* Exercise
Check each line of the data for the string "Vista". Report how many have it, and give nothing else.

* Records to process
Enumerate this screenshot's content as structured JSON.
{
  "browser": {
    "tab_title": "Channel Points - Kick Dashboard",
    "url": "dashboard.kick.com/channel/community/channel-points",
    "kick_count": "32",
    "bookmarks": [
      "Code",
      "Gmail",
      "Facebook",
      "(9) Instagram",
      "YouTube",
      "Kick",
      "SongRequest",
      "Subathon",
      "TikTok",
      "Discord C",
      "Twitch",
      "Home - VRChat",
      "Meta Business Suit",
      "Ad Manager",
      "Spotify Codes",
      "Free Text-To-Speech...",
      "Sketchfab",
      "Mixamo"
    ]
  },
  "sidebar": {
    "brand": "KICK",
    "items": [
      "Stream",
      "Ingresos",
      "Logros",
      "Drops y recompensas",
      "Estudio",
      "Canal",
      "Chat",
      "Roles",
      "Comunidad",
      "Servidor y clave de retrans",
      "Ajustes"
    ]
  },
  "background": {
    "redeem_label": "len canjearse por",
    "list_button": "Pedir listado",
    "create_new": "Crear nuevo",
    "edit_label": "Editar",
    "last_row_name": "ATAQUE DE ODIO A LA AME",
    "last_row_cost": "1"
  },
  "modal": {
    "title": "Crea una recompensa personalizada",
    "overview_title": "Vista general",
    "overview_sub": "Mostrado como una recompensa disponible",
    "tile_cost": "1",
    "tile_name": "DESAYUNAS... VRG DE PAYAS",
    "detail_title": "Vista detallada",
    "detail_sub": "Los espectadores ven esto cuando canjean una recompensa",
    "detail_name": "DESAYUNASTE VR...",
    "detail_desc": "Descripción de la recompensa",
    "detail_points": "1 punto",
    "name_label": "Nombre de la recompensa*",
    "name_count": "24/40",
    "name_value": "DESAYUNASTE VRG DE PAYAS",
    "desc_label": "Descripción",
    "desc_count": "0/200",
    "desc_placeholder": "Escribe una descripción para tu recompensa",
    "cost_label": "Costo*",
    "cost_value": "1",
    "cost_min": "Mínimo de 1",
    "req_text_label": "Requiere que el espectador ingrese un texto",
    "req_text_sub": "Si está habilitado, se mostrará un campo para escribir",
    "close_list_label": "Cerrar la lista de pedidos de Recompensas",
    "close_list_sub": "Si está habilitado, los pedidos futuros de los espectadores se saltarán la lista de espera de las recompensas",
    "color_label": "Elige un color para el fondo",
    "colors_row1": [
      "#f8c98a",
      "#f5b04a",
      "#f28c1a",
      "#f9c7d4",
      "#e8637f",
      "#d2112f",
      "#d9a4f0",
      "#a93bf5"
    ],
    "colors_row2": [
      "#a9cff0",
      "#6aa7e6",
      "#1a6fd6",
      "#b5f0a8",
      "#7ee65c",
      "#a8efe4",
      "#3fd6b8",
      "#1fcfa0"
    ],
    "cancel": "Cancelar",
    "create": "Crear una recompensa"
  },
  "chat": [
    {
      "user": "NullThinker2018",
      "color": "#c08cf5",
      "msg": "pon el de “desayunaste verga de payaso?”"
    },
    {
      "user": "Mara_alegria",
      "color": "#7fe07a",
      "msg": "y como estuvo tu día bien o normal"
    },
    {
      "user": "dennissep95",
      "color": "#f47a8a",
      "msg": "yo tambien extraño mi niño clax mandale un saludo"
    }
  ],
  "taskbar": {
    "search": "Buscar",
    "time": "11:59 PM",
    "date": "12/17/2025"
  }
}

* Expected answer
2